Data records for software interfaces

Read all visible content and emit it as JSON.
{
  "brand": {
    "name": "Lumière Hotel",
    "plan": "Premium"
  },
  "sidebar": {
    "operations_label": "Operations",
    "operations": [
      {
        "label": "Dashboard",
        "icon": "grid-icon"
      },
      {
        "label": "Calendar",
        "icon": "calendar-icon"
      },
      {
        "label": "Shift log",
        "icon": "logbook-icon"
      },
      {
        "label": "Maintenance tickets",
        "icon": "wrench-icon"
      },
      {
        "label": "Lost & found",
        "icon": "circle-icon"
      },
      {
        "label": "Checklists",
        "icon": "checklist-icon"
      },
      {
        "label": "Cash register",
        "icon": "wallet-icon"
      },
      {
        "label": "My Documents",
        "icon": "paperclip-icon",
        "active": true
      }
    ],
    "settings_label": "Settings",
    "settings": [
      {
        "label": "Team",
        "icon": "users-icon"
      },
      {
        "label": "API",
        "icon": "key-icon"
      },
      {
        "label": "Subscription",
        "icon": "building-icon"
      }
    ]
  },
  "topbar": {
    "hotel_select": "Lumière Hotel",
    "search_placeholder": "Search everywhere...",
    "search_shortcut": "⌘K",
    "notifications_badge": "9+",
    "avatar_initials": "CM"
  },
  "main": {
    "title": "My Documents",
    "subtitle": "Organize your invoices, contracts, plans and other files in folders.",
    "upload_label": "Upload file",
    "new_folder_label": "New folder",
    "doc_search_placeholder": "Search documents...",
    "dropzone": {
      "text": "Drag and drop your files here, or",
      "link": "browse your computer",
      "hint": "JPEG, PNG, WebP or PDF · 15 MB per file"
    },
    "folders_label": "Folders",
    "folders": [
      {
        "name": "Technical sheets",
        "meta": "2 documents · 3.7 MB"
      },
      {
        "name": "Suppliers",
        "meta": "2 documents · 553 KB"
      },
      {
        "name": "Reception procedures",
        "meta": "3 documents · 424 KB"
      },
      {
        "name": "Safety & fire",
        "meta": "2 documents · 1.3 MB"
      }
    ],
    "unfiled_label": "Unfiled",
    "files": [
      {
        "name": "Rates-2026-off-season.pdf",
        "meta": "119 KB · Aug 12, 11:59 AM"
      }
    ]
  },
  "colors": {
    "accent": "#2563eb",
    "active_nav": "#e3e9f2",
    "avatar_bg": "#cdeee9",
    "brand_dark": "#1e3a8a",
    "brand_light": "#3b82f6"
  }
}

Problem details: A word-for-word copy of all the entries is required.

Response to the exercise:
Read all visible content and emit it as JSON.
{
  "brand": {
    "name": "Lumière Hotel",
    "plan": "Premium"
  },
  "sidebar": {
    "operations_label": "Operations",
    "operations": [
      {
        "label": "Dashboard",
        "icon": "grid-icon"
      },
      {
        "label": "Calendar",
        "icon": "calendar-icon"
      },
      {
        "label": "Shift log",
        "icon": "logbook-icon"
      },
      {
        "label": "Maintenance tickets",
        "icon": "wrench-icon"
      },
      {
        "label": "Lost & found",
        "icon": "circle-icon"
      },
      {
        "label": "Checklists",
        "icon": "checklist-icon"
      },
      {
        "label": "Cash register",
        "icon": "wallet-icon"
      },
      {
        "label": "My Documents",
        "icon": "paperclip-icon",
        "active": true
      }
    ],
    "settings_label": "Settings",
    "settings": [
      {
        "label": "Team",
        "icon": "users-icon"
      },
      {
        "label": "API",
        "icon": "key-icon"
      },
      {
        "label": "Subscription",
        "icon": "building-icon"
      }
    ]
  },
  "topbar": {
    "hotel_select": "Lumière Hotel",
    "search_placeholder": "Search everywhere...",
    "search_shortcut": "⌘K",
    "notifications_badge": "9+",
    "avatar_initials": "CM"
  },
  "main": {
    "title": "My Documents",
    "subtitle": "Organize your invoices, contracts, plans and other files in folders.",
    "upload_label": "Upload file",
    "new_folder_label": "New folder",
    "doc_search_placeholder": "Search documents...",
    "dropzone": {
      "text": "Drag and drop your files here, or",
      "link": "browse your computer",
      "hint": "JPEG, PNG, WebP or PDF · 15 MB per file"
    },
    "folders_label": "Folders",
    "folders": [
      {
        "name": "Technical sheets",
        "meta": "2 documents · 3.7 MB"
      },
      {
        "name": "Suppliers",
        "meta": "2 documents · 553 KB"
      },
      {
        "name": "Reception procedures",
        "meta": "3 documents · 424 KB"
      },
      {
        "name": "Safety & fire",
        "meta": "2 documents · 1.3 MB"
      }
    ],
    "unfiled_label": "Unfiled",
    "files": [
      {
        "name": "Rates-2026-off-season.pdf",
        "meta": "119 KB · Aug 12, 11:59 AM"
      }
    ]
  },
  "colors": {
    "accent": "#2563eb",
    "active_nav": "#e3e9f2",
    "avatar_bg": "#cdeee9",
    "brand_dark": "#1e3a8a",
    "brand_light": "#3b82f6"
  }
}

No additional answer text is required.